A brief from the Lawyers’ Committee for Civil Rights Under Law explains that Tennessee’s bans endanger the health of Black women and women of color and impose upon them significant barriers to abortion access. It points out that the law is unconstitutional because it places a “substantial obstacle in the path of a woman’s choice,” and that it “represents a specific harm to Black women and other women of color because these groups are disproportionately afflicted with maternal health complications.” The bans “will disproportionately and negatively impact the quality of life for women of color by worsening health, educational and economic outcomes for Black women and their children, who already experience the pervasive effects of structural racism.”

Tennessee’s reason ban uses people with Down syndrome to advance a comprehensive anti-abortion agenda. 

A brief from people with disabilities and disability rights advocates addresses the ban that prohibits abortions based on a fetal diagnosis of, or the potential for, Down syndrome.
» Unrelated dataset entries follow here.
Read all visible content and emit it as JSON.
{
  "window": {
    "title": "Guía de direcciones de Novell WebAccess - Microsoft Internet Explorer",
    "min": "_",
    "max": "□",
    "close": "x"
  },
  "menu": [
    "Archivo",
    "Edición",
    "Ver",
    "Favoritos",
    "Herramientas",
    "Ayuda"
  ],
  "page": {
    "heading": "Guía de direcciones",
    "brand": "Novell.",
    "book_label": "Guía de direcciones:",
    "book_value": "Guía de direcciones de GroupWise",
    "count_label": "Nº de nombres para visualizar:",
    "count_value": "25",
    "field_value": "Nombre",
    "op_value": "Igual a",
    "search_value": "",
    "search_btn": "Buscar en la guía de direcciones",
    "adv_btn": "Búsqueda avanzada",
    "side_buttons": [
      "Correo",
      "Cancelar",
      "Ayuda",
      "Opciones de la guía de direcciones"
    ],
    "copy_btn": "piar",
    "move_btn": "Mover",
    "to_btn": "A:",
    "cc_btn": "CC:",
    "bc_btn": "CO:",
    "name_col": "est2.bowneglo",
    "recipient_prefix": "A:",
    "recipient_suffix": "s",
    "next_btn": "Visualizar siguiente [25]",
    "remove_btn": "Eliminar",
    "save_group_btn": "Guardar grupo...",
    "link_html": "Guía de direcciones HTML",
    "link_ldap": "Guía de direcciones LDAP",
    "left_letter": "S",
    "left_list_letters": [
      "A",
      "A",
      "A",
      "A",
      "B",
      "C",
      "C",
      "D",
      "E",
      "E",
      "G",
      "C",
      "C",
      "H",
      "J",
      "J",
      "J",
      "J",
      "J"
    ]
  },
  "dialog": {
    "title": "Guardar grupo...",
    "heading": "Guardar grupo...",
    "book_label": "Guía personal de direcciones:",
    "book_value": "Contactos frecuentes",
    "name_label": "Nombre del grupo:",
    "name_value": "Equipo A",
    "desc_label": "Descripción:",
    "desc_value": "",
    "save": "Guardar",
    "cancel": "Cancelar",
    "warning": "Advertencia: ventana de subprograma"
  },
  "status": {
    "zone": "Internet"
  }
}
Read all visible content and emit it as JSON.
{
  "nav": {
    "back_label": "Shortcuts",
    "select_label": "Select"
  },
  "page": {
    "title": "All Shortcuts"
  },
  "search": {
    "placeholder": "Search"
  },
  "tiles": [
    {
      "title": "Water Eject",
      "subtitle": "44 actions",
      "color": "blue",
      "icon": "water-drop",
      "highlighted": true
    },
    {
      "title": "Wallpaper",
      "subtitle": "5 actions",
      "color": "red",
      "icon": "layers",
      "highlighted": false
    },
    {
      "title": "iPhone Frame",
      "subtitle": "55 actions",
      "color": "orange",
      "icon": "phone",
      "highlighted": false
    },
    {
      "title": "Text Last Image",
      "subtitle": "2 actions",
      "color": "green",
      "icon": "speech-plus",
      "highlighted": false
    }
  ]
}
The brief explains that, far from supporting the Down syndrome community, the ban “injures individuals with disabilities because the statute’s true intent is to exploit that community for purposes of advancing a broader anti-abortion agenda.” As the brief highlights, this reason ban was one of many restrictions included in “a large-scale assault on abortion rights generally,” and was not part of any legislative effort to meaningfully advance the rights and interests of people with Down syndrome living in Tennessee. 

The brief goes on to describe how this ban interferes with the serious and personal decisions pregnant people make about their pregnancies, while doing nothing to facilitate “informed choice.” Quite the contrary, as amici discuss, the ban discourages communication between patients and their physicians, depriving pregnant people of “accurate information” and making it more likely “that they will terminate their pregnancies based on fears” that might have otherwise been discussed and addressed.

Major medical organizations and legal experts also oppose Tennessee’s abortion bans. 

The American College of Obstetricians and Gynecologists (ACOG) and the Society for Maternal-Fetal Medicine (SMFM) submitted a brief describing the bans’ impact on providers. The state, they explain, “seeks to impose criminal penalties on medical professionals providing essential medical care and to restrict the right of pregnant people to receive constitutionally protected abortion care.” 

Briefs supporting the Center’s case were also submitted by constitutional law scholars, who explain why Tennessee’s bans are unconstitutional, and by the Information Society Project at Yale Law School, which focuses on the harms caused by denying pregnant people full information about their health and options.

Read the briefs: 

Photos: Nina Robinson/Getty Images/Images of Empowerment